** Opening Entries supplied block **

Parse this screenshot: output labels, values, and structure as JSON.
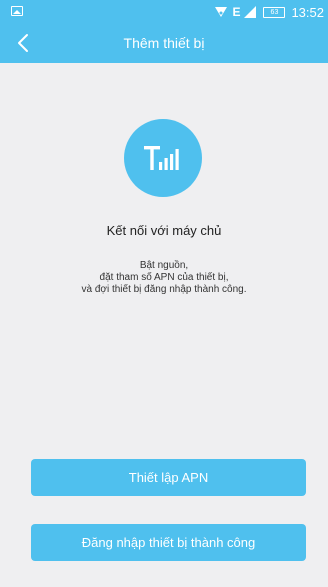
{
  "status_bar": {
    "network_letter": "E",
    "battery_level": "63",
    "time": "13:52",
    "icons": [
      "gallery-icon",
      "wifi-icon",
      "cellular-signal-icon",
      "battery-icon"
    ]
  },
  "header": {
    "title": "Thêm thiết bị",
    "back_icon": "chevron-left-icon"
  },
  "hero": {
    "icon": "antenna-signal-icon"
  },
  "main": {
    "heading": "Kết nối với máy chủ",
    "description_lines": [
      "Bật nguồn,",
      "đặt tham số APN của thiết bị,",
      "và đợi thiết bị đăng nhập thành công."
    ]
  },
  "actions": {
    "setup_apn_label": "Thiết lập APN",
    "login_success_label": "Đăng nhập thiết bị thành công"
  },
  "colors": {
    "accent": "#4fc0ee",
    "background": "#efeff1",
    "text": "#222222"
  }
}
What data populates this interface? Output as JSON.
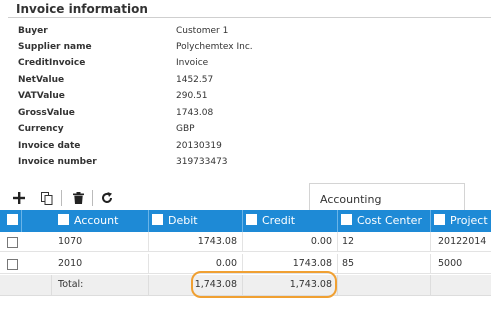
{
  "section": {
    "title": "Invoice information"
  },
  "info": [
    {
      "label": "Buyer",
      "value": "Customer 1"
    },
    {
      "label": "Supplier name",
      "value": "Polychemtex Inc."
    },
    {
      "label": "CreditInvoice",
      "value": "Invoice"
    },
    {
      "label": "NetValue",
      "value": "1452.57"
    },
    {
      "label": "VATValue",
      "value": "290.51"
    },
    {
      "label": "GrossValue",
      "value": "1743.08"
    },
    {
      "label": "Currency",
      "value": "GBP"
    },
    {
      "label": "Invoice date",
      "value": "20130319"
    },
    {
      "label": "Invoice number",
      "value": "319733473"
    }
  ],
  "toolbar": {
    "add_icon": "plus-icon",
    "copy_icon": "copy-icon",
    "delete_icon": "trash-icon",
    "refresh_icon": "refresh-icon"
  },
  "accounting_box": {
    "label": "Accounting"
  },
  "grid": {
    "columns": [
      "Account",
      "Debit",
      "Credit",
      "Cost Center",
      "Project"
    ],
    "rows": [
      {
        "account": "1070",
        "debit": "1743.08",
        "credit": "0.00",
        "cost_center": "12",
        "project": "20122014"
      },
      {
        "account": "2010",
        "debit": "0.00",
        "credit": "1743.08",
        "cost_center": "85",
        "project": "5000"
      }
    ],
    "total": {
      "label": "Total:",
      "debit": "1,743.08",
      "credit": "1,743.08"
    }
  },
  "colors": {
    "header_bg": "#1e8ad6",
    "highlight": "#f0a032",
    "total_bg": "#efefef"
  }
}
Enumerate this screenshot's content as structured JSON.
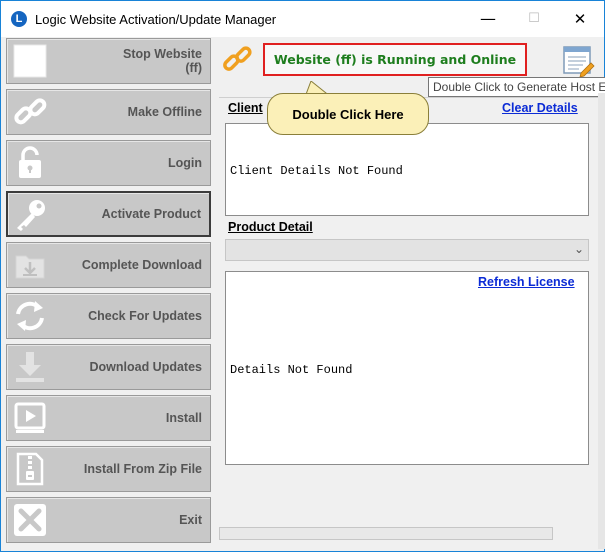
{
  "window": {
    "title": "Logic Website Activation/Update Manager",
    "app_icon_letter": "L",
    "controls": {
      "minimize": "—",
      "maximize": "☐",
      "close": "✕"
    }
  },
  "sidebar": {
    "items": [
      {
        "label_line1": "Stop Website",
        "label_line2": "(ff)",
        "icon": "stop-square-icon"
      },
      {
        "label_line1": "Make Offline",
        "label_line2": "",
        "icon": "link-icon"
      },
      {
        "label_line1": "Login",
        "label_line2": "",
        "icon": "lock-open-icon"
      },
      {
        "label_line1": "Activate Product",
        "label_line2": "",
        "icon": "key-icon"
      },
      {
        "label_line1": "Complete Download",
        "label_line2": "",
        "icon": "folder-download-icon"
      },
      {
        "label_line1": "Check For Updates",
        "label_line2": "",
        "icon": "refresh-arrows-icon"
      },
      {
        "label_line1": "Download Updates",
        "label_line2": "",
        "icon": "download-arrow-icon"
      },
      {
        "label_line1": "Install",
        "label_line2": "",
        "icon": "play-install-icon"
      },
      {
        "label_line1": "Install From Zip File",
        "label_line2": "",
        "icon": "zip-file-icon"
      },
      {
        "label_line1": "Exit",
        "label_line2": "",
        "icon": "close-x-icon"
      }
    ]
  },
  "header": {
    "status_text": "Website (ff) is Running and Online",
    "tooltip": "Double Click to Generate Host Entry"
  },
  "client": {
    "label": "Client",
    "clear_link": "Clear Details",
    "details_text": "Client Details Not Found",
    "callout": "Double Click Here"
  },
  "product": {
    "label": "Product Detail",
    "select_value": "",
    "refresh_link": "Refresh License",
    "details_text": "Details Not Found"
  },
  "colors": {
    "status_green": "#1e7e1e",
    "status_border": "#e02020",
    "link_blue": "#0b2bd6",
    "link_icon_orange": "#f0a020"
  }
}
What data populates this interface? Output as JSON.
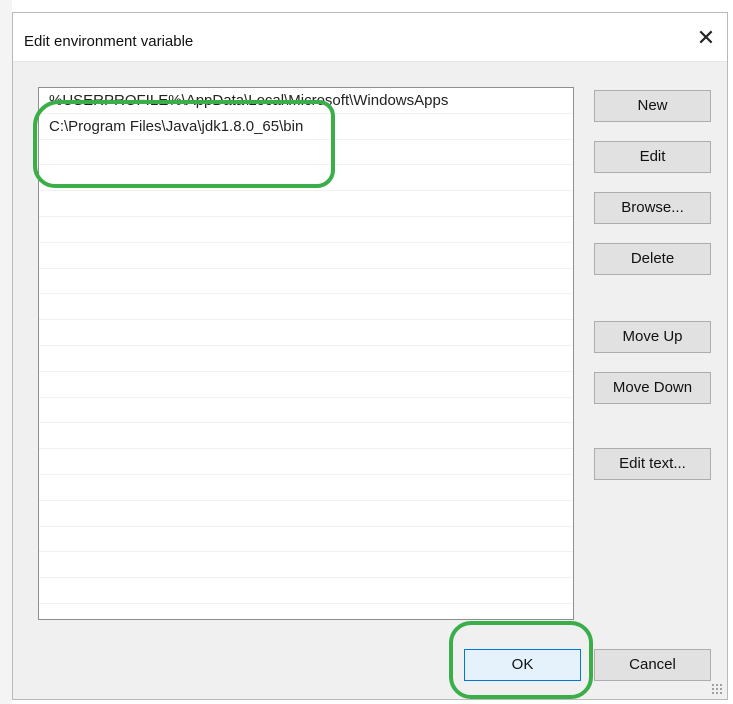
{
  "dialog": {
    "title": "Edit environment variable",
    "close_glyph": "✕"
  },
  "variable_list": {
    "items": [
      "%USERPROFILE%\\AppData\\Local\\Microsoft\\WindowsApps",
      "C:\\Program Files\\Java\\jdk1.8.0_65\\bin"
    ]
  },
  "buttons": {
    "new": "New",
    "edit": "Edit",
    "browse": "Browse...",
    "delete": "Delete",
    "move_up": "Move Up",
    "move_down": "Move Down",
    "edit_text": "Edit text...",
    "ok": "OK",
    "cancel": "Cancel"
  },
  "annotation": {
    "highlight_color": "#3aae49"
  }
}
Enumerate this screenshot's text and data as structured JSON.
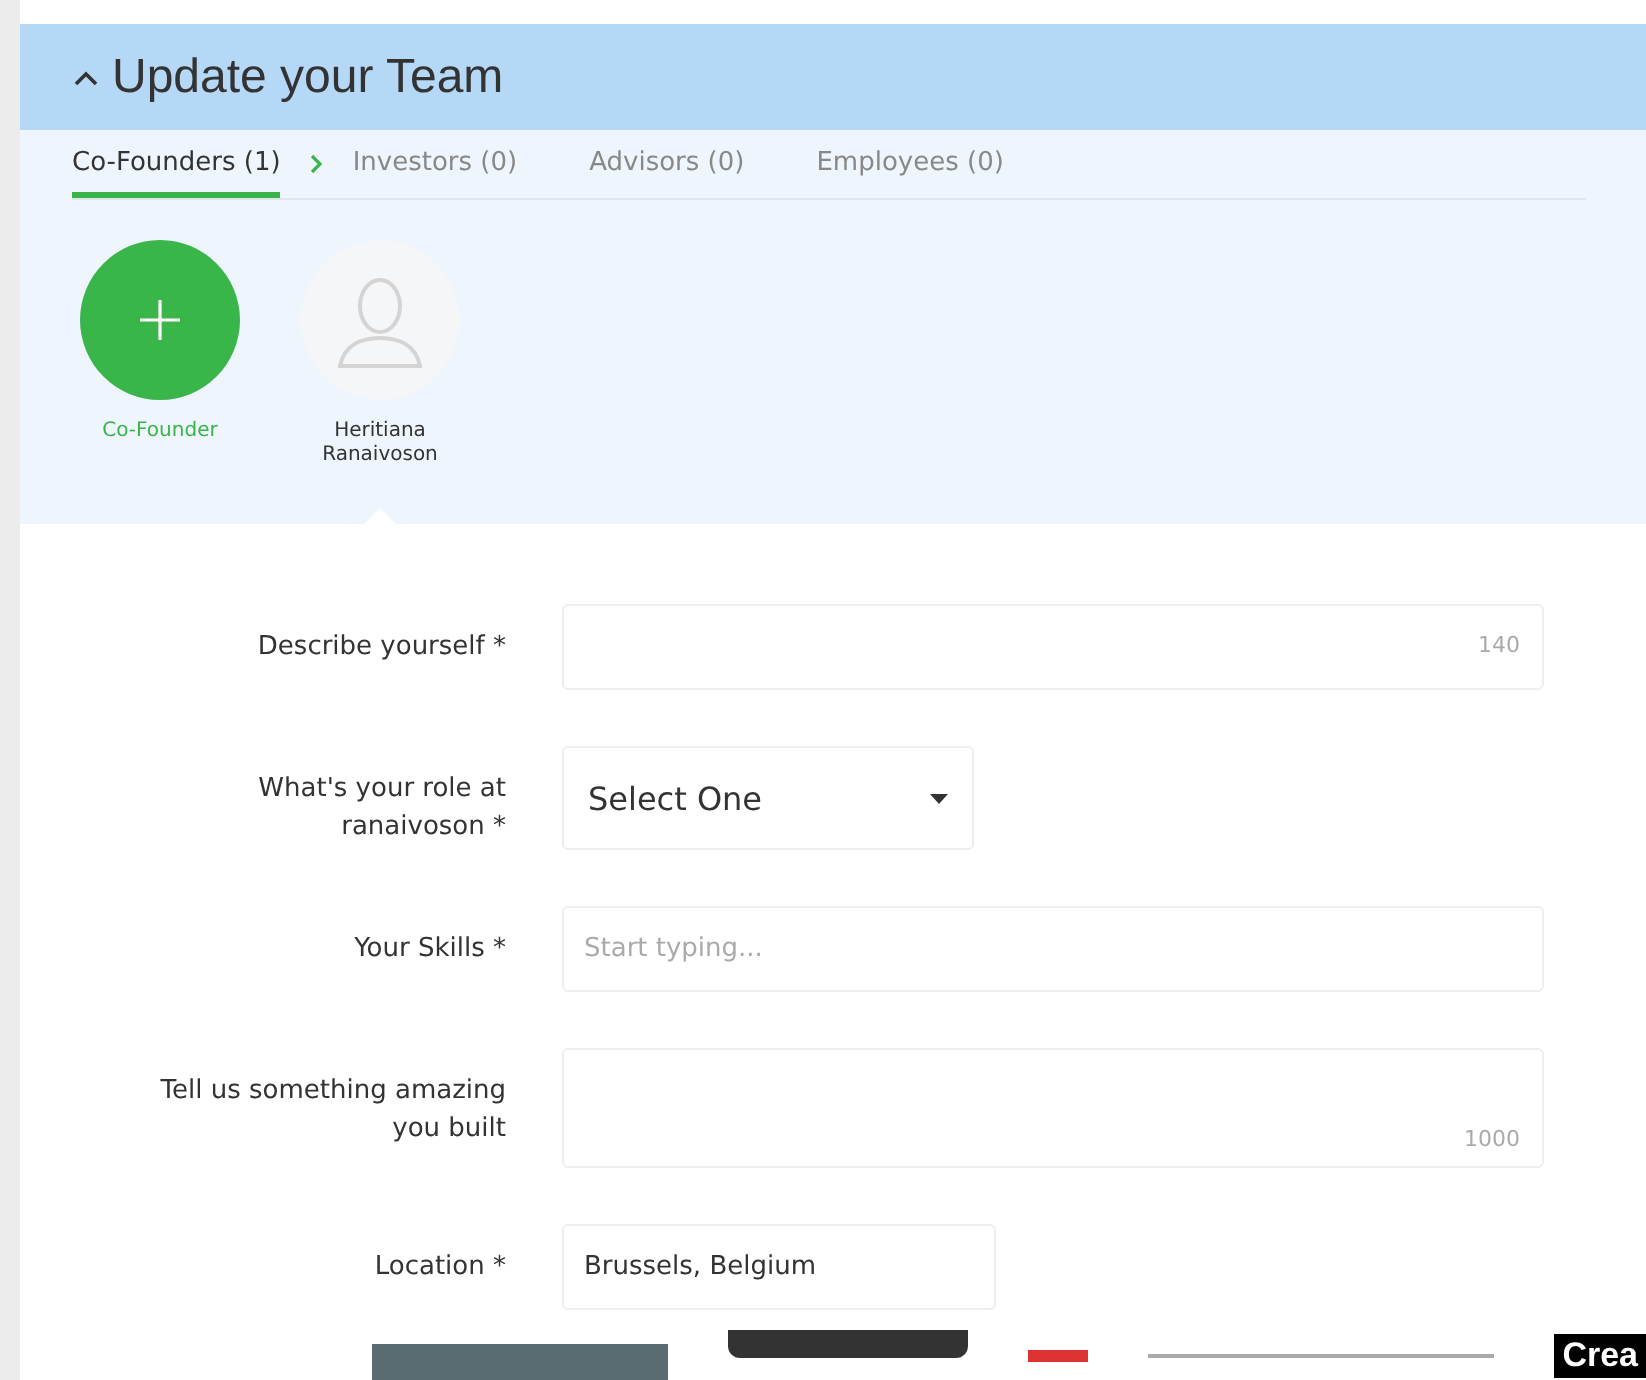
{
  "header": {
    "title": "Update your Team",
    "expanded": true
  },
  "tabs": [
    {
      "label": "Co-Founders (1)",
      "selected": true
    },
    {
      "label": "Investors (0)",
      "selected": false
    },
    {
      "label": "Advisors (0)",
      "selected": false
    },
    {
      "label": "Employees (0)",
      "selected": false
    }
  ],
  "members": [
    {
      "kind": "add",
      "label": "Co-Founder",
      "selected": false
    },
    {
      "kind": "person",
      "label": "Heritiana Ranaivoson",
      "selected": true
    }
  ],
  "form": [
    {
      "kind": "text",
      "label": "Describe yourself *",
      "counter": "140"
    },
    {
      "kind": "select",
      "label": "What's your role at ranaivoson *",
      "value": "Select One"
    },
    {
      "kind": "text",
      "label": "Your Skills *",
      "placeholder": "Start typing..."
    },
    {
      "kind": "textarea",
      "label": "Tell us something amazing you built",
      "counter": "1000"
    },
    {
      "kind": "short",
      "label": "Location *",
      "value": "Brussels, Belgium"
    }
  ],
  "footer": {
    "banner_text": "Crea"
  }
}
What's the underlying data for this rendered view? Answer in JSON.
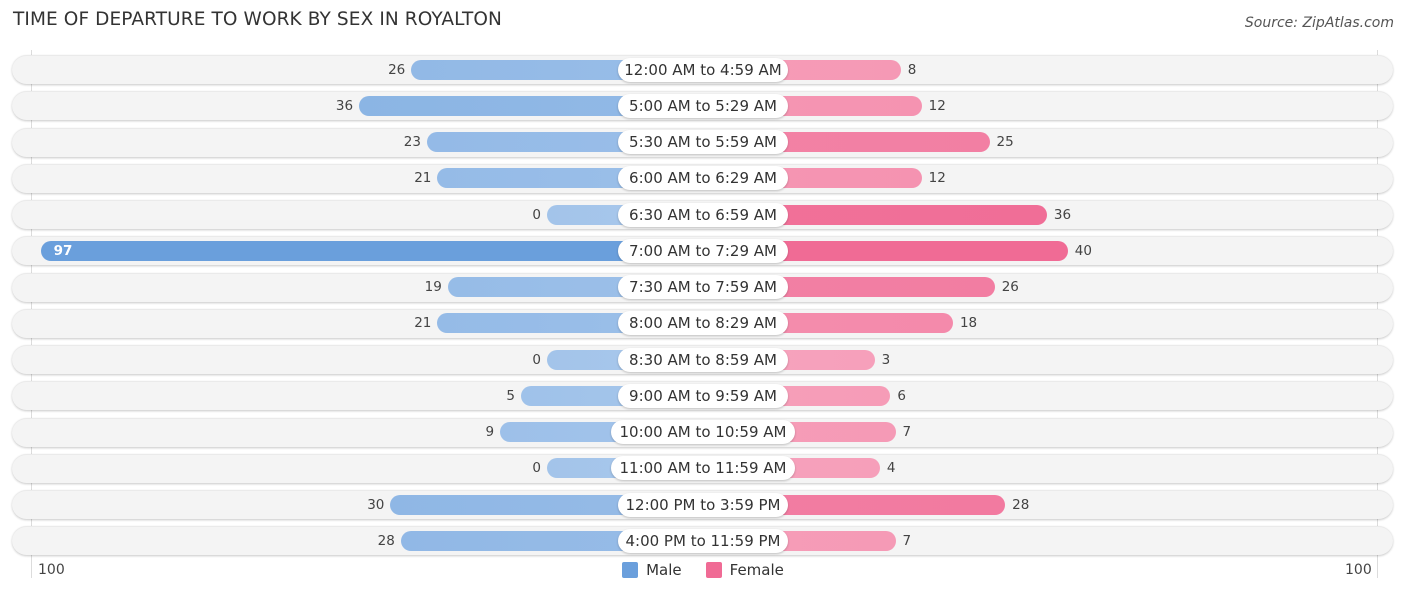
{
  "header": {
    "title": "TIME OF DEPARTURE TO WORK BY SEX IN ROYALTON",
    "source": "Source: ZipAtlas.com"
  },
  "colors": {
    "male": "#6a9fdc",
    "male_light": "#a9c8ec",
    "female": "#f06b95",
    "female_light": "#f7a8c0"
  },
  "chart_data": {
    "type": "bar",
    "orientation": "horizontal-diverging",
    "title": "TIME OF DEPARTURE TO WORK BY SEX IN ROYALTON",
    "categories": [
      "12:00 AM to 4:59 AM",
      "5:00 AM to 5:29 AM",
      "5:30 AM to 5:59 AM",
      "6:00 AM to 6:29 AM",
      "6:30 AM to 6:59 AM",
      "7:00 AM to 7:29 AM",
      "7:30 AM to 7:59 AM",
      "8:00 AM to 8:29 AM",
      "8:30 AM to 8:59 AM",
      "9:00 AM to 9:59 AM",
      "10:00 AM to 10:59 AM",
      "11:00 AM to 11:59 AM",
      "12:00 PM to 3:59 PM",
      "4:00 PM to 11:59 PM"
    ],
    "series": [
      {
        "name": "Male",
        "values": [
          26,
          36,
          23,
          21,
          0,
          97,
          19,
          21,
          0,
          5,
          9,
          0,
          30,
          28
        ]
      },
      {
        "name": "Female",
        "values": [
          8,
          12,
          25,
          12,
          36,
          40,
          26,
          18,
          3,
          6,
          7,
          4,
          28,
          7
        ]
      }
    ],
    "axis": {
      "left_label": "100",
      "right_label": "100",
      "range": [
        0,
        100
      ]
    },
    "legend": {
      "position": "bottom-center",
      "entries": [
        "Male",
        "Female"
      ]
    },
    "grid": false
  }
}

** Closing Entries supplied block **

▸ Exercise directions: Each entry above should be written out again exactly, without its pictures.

▸ Response:
Parse this screenshot: output labels, values, and structure as JSON.
{
  "status_bar": {
    "network_letter": "E",
    "battery_level": "63",
    "time": "13:52",
    "icons": [
      "gallery-icon",
      "wifi-icon",
      "cellular-signal-icon",
      "battery-icon"
    ]
  },
  "header": {
    "title": "Thêm thiết bị",
    "back_icon": "chevron-left-icon"
  },
  "hero": {
    "icon": "antenna-signal-icon"
  },
  "main": {
    "heading": "Kết nối với máy chủ",
    "description_lines": [
      "Bật nguồn,",
      "đặt tham số APN của thiết bị,",
      "và đợi thiết bị đăng nhập thành công."
    ]
  },
  "actions": {
    "setup_apn_label": "Thiết lập APN",
    "login_success_label": "Đăng nhập thiết bị thành công"
  },
  "colors": {
    "accent": "#4fc0ee",
    "background": "#efeff1",
    "text": "#222222"
  }
}
What data populates this interface? Output as JSON.
{
  "section": {
    "title": "Invoice information"
  },
  "info": [
    {
      "label": "Buyer",
      "value": "Customer 1"
    },
    {
      "label": "Supplier name",
      "value": "Polychemtex Inc."
    },
    {
      "label": "CreditInvoice",
      "value": "Invoice"
    },
    {
      "label": "NetValue",
      "value": "1452.57"
    },
    {
      "label": "VATValue",
      "value": "290.51"
    },
    {
      "label": "GrossValue",
      "value": "1743.08"
    },
    {
      "label": "Currency",
      "value": "GBP"
    },
    {
      "label": "Invoice date",
      "value": "20130319"
    },
    {
      "label": "Invoice number",
      "value": "319733473"
    }
  ],
  "toolbar": {
    "add_icon": "plus-icon",
    "copy_icon": "copy-icon",
    "delete_icon": "trash-icon",
    "refresh_icon": "refresh-icon"
  },
  "accounting_box": {
    "label": "Accounting"
  },
  "grid": {
    "columns": [
      "Account",
      "Debit",
      "Credit",
      "Cost Center",
      "Project"
    ],
    "rows": [
      {
        "account": "1070",
        "debit": "1743.08",
        "credit": "0.00",
        "cost_center": "12",
        "project": "20122014"
      },
      {
        "account": "2010",
        "debit": "0.00",
        "credit": "1743.08",
        "cost_center": "85",
        "project": "5000"
      }
    ],
    "total": {
      "label": "Total:",
      "debit": "1,743.08",
      "credit": "1,743.08"
    }
  },
  "colors": {
    "header_bg": "#1e8ad6",
    "highlight": "#f0a032",
    "total_bg": "#efefef"
  }
}
Enumerate this screenshot's content as structured JSON.
{
  "window": {
    "title": "Logic Website Activation/Update Manager",
    "app_icon_letter": "L",
    "controls": {
      "minimize": "—",
      "maximize": "☐",
      "close": "✕"
    }
  },
  "sidebar": {
    "items": [
      {
        "label_line1": "Stop Website",
        "label_line2": "(ff)",
        "icon": "stop-square-icon"
      },
      {
        "label_line1": "Make Offline",
        "label_line2": "",
        "icon": "link-icon"
      },
      {
        "label_line1": "Login",
        "label_line2": "",
        "icon": "lock-open-icon"
      },
      {
        "label_line1": "Activate Product",
        "label_line2": "",
        "icon": "key-icon"
      },
      {
        "label_line1": "Complete Download",
        "label_line2": "",
        "icon": "folder-download-icon"
      },
      {
        "label_line1": "Check For Updates",
        "label_line2": "",
        "icon": "refresh-arrows-icon"
      },
      {
        "label_line1": "Download Updates",
        "label_line2": "",
        "icon": "download-arrow-icon"
      },
      {
        "label_line1": "Install",
        "label_line2": "",
        "icon": "play-install-icon"
      },
      {
        "label_line1": "Install From Zip File",
        "label_line2": "",
        "icon": "zip-file-icon"
      },
      {
        "label_line1": "Exit",
        "label_line2": "",
        "icon": "close-x-icon"
      }
    ]
  },
  "header": {
    "status_text": "Website (ff) is Running and Online",
    "tooltip": "Double Click to Generate Host Entry"
  },
  "client": {
    "label": "Client",
    "clear_link": "Clear Details",
    "details_text": "Client Details Not Found",
    "callout": "Double Click Here"
  },
  "product": {
    "label": "Product Detail",
    "select_value": "",
    "refresh_link": "Refresh License",
    "details_text": "Details Not Found"
  },
  "colors": {
    "status_green": "#1e7e1e",
    "status_border": "#e02020",
    "link_blue": "#0b2bd6",
    "link_icon_orange": "#f0a020"
  }
}
What data populates this interface? Output as JSON.
{
  "dialog": {
    "title": "Edit environment variable",
    "close_glyph": "✕"
  },
  "variable_list": {
    "items": [
      "%USERPROFILE%\\AppData\\Local\\Microsoft\\WindowsApps",
      "C:\\Program Files\\Java\\jdk1.8.0_65\\bin"
    ]
  },
  "buttons": {
    "new": "New",
    "edit": "Edit",
    "browse": "Browse...",
    "delete": "Delete",
    "move_up": "Move Up",
    "move_down": "Move Down",
    "edit_text": "Edit text...",
    "ok": "OK",
    "cancel": "Cancel"
  },
  "annotation": {
    "highlight_color": "#3aae49"
  }
}
Enumerate this screenshot's text and data as structured JSON.
{
  "header": {
    "title": "Update your Team",
    "expanded": true
  },
  "tabs": [
    {
      "label": "Co-Founders (1)",
      "selected": true
    },
    {
      "label": "Investors (0)",
      "selected": false
    },
    {
      "label": "Advisors (0)",
      "selected": false
    },
    {
      "label": "Employees (0)",
      "selected": false
    }
  ],
  "members": [
    {
      "kind": "add",
      "label": "Co-Founder",
      "selected": false
    },
    {
      "kind": "person",
      "label": "Heritiana Ranaivoson",
      "selected": true
    }
  ],
  "form": [
    {
      "kind": "text",
      "label": "Describe yourself *",
      "counter": "140"
    },
    {
      "kind": "select",
      "label": "What's your role at ranaivoson *",
      "value": "Select One"
    },
    {
      "kind": "text",
      "label": "Your Skills *",
      "placeholder": "Start typing..."
    },
    {
      "kind": "textarea",
      "label": "Tell us something amazing you built",
      "counter": "1000"
    },
    {
      "kind": "short",
      "label": "Location *",
      "value": "Brussels, Belgium"
    }
  ],
  "footer": {
    "banner_text": "Crea"
  }
}
What's the underlying data for this rendered view? Answer in JSON.
{
  "header": {
    "title": "TIME OF DEPARTURE TO WORK BY SEX IN ROYALTON",
    "source": "Source: ZipAtlas.com"
  },
  "colors": {
    "male": "#6a9fdc",
    "male_light": "#a9c8ec",
    "female": "#f06b95",
    "female_light": "#f7a8c0"
  },
  "chart_data": {
    "type": "bar",
    "orientation": "horizontal-diverging",
    "title": "TIME OF DEPARTURE TO WORK BY SEX IN ROYALTON",
    "categories": [
      "12:00 AM to 4:59 AM",
      "5:00 AM to 5:29 AM",
      "5:30 AM to 5:59 AM",
      "6:00 AM to 6:29 AM",
      "6:30 AM to 6:59 AM",
      "7:00 AM to 7:29 AM",
      "7:30 AM to 7:59 AM",
      "8:00 AM to 8:29 AM",
      "8:30 AM to 8:59 AM",
      "9:00 AM to 9:59 AM",
      "10:00 AM to 10:59 AM",
      "11:00 AM to 11:59 AM",
      "12:00 PM to 3:59 PM",
      "4:00 PM to 11:59 PM"
    ],
    "series": [
      {
        "name": "Male",
        "values": [
          26,
          36,
          23,
          21,
          0,
          97,
          19,
          21,
          0,
          5,
          9,
          0,
          30,
          28
        ]
      },
      {
        "name": "Female",
        "values": [
          8,
          12,
          25,
          12,
          36,
          40,
          26,
          18,
          3,
          6,
          7,
          4,
          28,
          7
        ]
      }
    ],
    "axis": {
      "left_label": "100",
      "right_label": "100",
      "range": [
        0,
        100
      ]
    },
    "legend": {
      "position": "bottom-center",
      "entries": [
        "Male",
        "Female"
      ]
    },
    "grid": false
  }
}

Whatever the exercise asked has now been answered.